As you might imagine, dental pulp is quite fragile. Fortunately, in a healthy tooth it is well-protected by dentin and enamel. What happens when the tooth is not so healthy? The pulp may be damaged, or left susceptible to infection for several reasons:
- Cavities/decay – Acidic foods, poor oral hygiene, and other factors can lead to the erosion of tooth enamel. Small cavities may be easily repaired. However, without treatment, they become larger and deeper, eventually eating away enamel, and reaching dentin. Because it is softer, it erodes more quickly. If the cavity reaches the pulp chamber or root canal, then the dental pulp is exposed to harmful bacteria and infection is likely.
- Broken teeth – Similar to deep cavities, a break can expose inner layers to infective microorganisms. Depending on the severity of the trauma, nerves or other tissues in the dental pulp may be injured.
- Micro-fractures – Maybe you think your tooth is healthy. You might not see any cavities or breaks. However, even the tiniest fracture can create a pathway for harmful bacteria. This may happen due to an oral trauma, such as impact to your mouth. Fractures can also be caused by bruxism (tooth grinding), which often occurs during sleep.
- Gum disease – Gingivitis, periodontitis, and similar infections occur below the gum line. They open pockets around teeth, exposing the root surface to plaque. Decay, separation of tissue, and other damage can occur below the gum line, where you don’t even see it happening.
Do you need root canal treatment? Symptoms to watch out for
Since dental pulp is hidden in the middle of your tooth, you can’t look and see if it appears healthy. It takes the trained eye of a dentist, along with advanced diagnostics, to detect injured or infected dental pulp. However, there are several warning signs.
If you experience any of the following symptoms, call us for an evaluation:
- Movement-related pain – Does your tooth hurt or throb when you are extremely active, stand up quickly, or make specific movements? This is a common sign of abscess (infection pocket), which may indicate a root canal infection.
- Spontaneous pain – When pulp is compromised, you might experience sharp, throbbing, or pulsating pain unexpectedly. This could happen while you are driving, relaxing, watching television, or even trying to sleep.
- Sores – Ulcers that don’t heal, pus pockets, and other types of mouth sores are often an indication of infection in close proximity. This may indicate gum disease, an abscess, infected dental pulp, or all of these.
- Referred pain – Abscess caused by root canal infection often makes the afflicted tooth hurt. However, the pain might not be confined to that tooth. It can be referred to surrounding teeth, the jaw, or other facial regions.

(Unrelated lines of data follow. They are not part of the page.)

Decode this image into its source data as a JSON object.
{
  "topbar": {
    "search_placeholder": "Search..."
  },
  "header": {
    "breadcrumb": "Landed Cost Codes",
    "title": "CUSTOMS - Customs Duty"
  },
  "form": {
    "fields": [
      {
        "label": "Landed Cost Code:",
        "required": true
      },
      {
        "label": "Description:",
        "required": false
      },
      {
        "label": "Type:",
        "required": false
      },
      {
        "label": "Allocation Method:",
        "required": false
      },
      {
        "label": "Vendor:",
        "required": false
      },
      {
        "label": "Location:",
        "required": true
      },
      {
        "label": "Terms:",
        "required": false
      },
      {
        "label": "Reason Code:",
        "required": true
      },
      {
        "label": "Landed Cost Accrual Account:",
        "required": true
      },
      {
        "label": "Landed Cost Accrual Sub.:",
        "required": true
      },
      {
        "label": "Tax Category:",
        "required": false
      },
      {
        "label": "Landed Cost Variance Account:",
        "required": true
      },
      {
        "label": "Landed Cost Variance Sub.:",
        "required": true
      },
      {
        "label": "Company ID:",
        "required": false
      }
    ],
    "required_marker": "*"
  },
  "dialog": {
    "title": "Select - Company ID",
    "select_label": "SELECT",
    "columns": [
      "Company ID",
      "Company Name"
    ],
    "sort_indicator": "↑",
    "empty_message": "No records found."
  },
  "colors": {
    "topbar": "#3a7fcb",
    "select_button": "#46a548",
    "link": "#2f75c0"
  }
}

What root canal treatment accomplishes
So, root canal treatment addresses infected or injured dental pulp. You may be wondering just what the procedure involves, and how it can solve your dental problems. Root canal therapy is a straightforward process. It begins with creating a very small opening in the tooth crown, which your dentist uses to access pulp chambers and root canals. The compromised dental pulp is removed, because it cannot be saved once infected or injured. Next, the area is sterilized to eliminate any lingering bacteria, and filled to prevent reinfection. We usually recommend completing treatment with a dental crown, which restores the appearance of the tooth and protects it from further damages.
If you are experiencing any kind of dental pain, please call us at (770) 423-1132 and schedule an appointment today.